The original meaning of tonsure is unclear. Penitents had their heads shaved early on. In this respect, the tonsure can be interpreted as a sign of complete turning to God in the consecrated life. An opposite position can be seen in Orthodox Judaism, which forbids members of the priesthood of Aarons any hair removal.
The first monks took over this custom from the penitents and hermits and from these it passed in the 6th century to all Christian clergy, to whom it was legally prescribed in 633 at the fourth council of Toledo .
A shaved forehead was distinguished as the so-called "tonsure of the Apostle Paul " from the circular plate on the crown, the so-called "tonsure of the Apostle Peter ". The former was common in the Greek Church and in a somewhat different form as the so-called "tonsure of the Apostle James" by the British and Irish, the second by priests and monks of the Western Church.
Those who had just entered the clergy wore them to the size of a smaller coin , the priests to the size of a host , the bishops even larger, and with the Pope only a narrow circle of hair remained over the forehead. The shearing preceded the consecration and was repeated weekly or before every major festival. The execution was quite different in the orders. The Carthusians only left a narrow strip of hair horizontally over the ears and thus open on the stern side, otherwise the head was shaved smooth. Other monastic orders such as B. the Cistercians of the Mehrerau congregation contented themselves with shaving their hair. The stripe of hair was placed slightly upwards at an angle to the front so that hair still remained above the forehead. There was almost a wreath of hair. The Benedictines of the Beuron Congregation drew two parallel strips that were only millimeter wide and cut horizontally over the ears into the shaved head. The Franciscans and Capuchins left a broader fringe of hair on their foreheads.
There were often special hairdressers who went from monastery to monastery to re-cut the monks' tonsure. There were also special hats that only covered the bald part of the head to protect the monks from drafts. Most of the time, a leather belt was simply put on and both sides were shaved or shaved.
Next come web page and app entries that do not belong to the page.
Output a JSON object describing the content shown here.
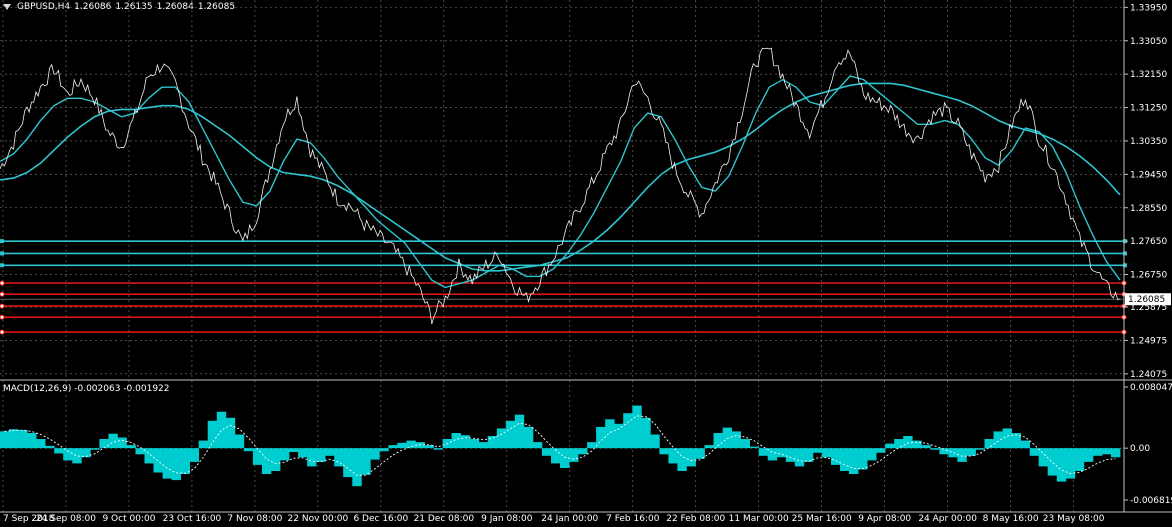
{
  "header": {
    "symbol_tf": "GBPUSD,H4",
    "open": "1.26086",
    "high": "1.26135",
    "low": "1.26084",
    "close": "1.26085"
  },
  "macd_header": {
    "label": "MACD(12,26,9)",
    "main": "-0.002063",
    "signal": "-0.001922"
  },
  "colors": {
    "background": "#000000",
    "price_line": "#f2f2f2",
    "ma": "#2ec4d0",
    "support_cyan": "#2ec4d0",
    "resistance_red": "#ff1a1a",
    "macd_hist": "#00cdd0",
    "grid": "#7a7a7a"
  },
  "chart_data": [
    {
      "type": "line",
      "title": "GBPUSD,H4",
      "ylim": [
        1.2407,
        1.3396
      ],
      "price_ticks": [
        "1.33950",
        "1.33050",
        "1.32150",
        "1.31250",
        "1.30350",
        "1.29450",
        "1.28550",
        "1.27650",
        "1.26750",
        "1.25875",
        "1.24975",
        "1.24075"
      ],
      "current_price": "1.26085",
      "x_labels": [
        "7 Sep 2018",
        "24 Sep 08:00",
        "9 Oct 00:00",
        "23 Oct 16:00",
        "7 Nov 08:00",
        "22 Nov 00:00",
        "6 Dec 16:00",
        "21 Dec 08:00",
        "9 Jan 08:00",
        "24 Jan 00:00",
        "7 Feb 16:00",
        "22 Feb 08:00",
        "11 Mar 00:00",
        "25 Mar 16:00",
        "9 Apr 08:00",
        "24 Apr 00:00",
        "8 May 16:00",
        "23 May 08:00"
      ],
      "price_series": [
        1.296,
        1.303,
        1.312,
        1.318,
        1.323,
        1.316,
        1.32,
        1.315,
        1.306,
        1.302,
        1.31,
        1.321,
        1.324,
        1.319,
        1.308,
        1.299,
        1.292,
        1.284,
        1.276,
        1.283,
        1.296,
        1.309,
        1.315,
        1.301,
        1.295,
        1.288,
        1.286,
        1.281,
        1.278,
        1.275,
        1.27,
        1.264,
        1.256,
        1.261,
        1.27,
        1.266,
        1.27,
        1.273,
        1.265,
        1.261,
        1.266,
        1.272,
        1.279,
        1.286,
        1.293,
        1.301,
        1.308,
        1.32,
        1.315,
        1.307,
        1.296,
        1.289,
        1.284,
        1.292,
        1.3,
        1.312,
        1.325,
        1.328,
        1.321,
        1.313,
        1.306,
        1.314,
        1.325,
        1.327,
        1.316,
        1.314,
        1.312,
        1.307,
        1.304,
        1.31,
        1.312,
        1.308,
        1.3,
        1.294,
        1.297,
        1.308,
        1.316,
        1.304,
        1.297,
        1.288,
        1.277,
        1.27,
        1.264,
        1.261
      ],
      "ma_fast": [
        1.298,
        1.3,
        1.304,
        1.309,
        1.313,
        1.315,
        1.315,
        1.314,
        1.312,
        1.31,
        1.311,
        1.315,
        1.318,
        1.318,
        1.314,
        1.307,
        1.3,
        1.293,
        1.287,
        1.286,
        1.29,
        1.298,
        1.304,
        1.303,
        1.299,
        1.294,
        1.29,
        1.286,
        1.282,
        1.279,
        1.276,
        1.271,
        1.266,
        1.264,
        1.265,
        1.266,
        1.268,
        1.27,
        1.269,
        1.267,
        1.267,
        1.269,
        1.273,
        1.278,
        1.284,
        1.291,
        1.298,
        1.307,
        1.311,
        1.31,
        1.304,
        1.297,
        1.291,
        1.29,
        1.294,
        1.302,
        1.311,
        1.318,
        1.32,
        1.318,
        1.314,
        1.313,
        1.317,
        1.321,
        1.32,
        1.317,
        1.314,
        1.311,
        1.308,
        1.308,
        1.309,
        1.308,
        1.304,
        1.299,
        1.297,
        1.301,
        1.307,
        1.306,
        1.302,
        1.295,
        1.286,
        1.278,
        1.271,
        1.266
      ],
      "ma_slow": [
        1.293,
        1.2935,
        1.295,
        1.2975,
        1.301,
        1.3045,
        1.3075,
        1.31,
        1.3115,
        1.312,
        1.312,
        1.3125,
        1.313,
        1.313,
        1.312,
        1.31,
        1.3075,
        1.305,
        1.302,
        1.299,
        1.2965,
        1.295,
        1.2945,
        1.294,
        1.293,
        1.2915,
        1.2895,
        1.287,
        1.2845,
        1.282,
        1.2795,
        1.277,
        1.2745,
        1.272,
        1.2705,
        1.269,
        1.2685,
        1.2685,
        1.269,
        1.2695,
        1.27,
        1.271,
        1.272,
        1.274,
        1.2765,
        1.2795,
        1.283,
        1.287,
        1.291,
        1.2945,
        1.297,
        1.2985,
        1.2995,
        1.3005,
        1.302,
        1.304,
        1.3065,
        1.3095,
        1.312,
        1.314,
        1.3155,
        1.3165,
        1.3175,
        1.3185,
        1.319,
        1.319,
        1.319,
        1.3185,
        1.3175,
        1.3165,
        1.3155,
        1.3145,
        1.313,
        1.311,
        1.309,
        1.3075,
        1.3065,
        1.3055,
        1.304,
        1.302,
        1.2995,
        1.2965,
        1.293,
        1.289
      ],
      "cyan_levels": [
        1.2765,
        1.2732,
        1.27
      ],
      "red_levels": [
        1.2652,
        1.2622,
        1.259,
        1.256,
        1.252
      ]
    },
    {
      "type": "bar",
      "title": "MACD(12,26,9)",
      "ylim": [
        -0.006819,
        0.008047
      ],
      "ticks": [
        "0.008047",
        "0.00",
        "-0.006819"
      ],
      "histogram": [
        0.0022,
        0.0025,
        0.0024,
        0.002,
        0.0012,
        0.0003,
        -0.0007,
        -0.0016,
        -0.002,
        -0.0012,
        -0.0002,
        0.0012,
        0.0019,
        0.0014,
        0.0004,
        -0.0008,
        -0.002,
        -0.0032,
        -0.004,
        -0.0042,
        -0.0034,
        -0.0018,
        0.001,
        0.0036,
        0.0048,
        0.004,
        0.0018,
        -0.0004,
        -0.0022,
        -0.0034,
        -0.003,
        -0.0016,
        -0.0005,
        -0.0012,
        -0.0024,
        -0.0018,
        -0.001,
        -0.0024,
        -0.0038,
        -0.005,
        -0.0035,
        -0.0015,
        -0.0004,
        0.0004,
        0.0007,
        0.001,
        0.0008,
        0.0004,
        -0.0002,
        0.0012,
        0.002,
        0.0017,
        0.0012,
        0.0008,
        0.0016,
        0.0026,
        0.0036,
        0.0044,
        0.0028,
        0.0008,
        -0.001,
        -0.002,
        -0.0026,
        -0.0018,
        -0.0008,
        0.0008,
        0.0028,
        0.0038,
        0.0032,
        0.0046,
        0.0056,
        0.004,
        0.0018,
        -0.0008,
        -0.002,
        -0.003,
        -0.0024,
        -0.0014,
        0.0004,
        0.002,
        0.0027,
        0.0022,
        0.0012,
        0.0002,
        -0.001,
        -0.0016,
        -0.0012,
        -0.0018,
        -0.0024,
        -0.0018,
        -0.0006,
        -0.0012,
        -0.0022,
        -0.003,
        -0.0034,
        -0.0028,
        -0.0016,
        -0.0006,
        0.0006,
        0.0012,
        0.0016,
        0.001,
        0.0004,
        -0.0002,
        -0.0008,
        -0.0012,
        -0.0018,
        -0.001,
        -0.0002,
        0.0012,
        0.0022,
        0.0026,
        0.002,
        0.001,
        -0.001,
        -0.0024,
        -0.0036,
        -0.0044,
        -0.004,
        -0.003,
        -0.0018,
        -0.001,
        -0.0008,
        -0.0012
      ]
    }
  ]
}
It is still practiced in some old ritual Latin communities, such as the French Benedictine abbey of Sainte-Madeleine du Barroux , the Bellaigue Abbey and the Abbey of the Pius Brotherhood of Reichenstein Abbey . In Orthodoxy , too , the tonsure is still a rite of acceptance in the first and every subsequent degree of monasticism.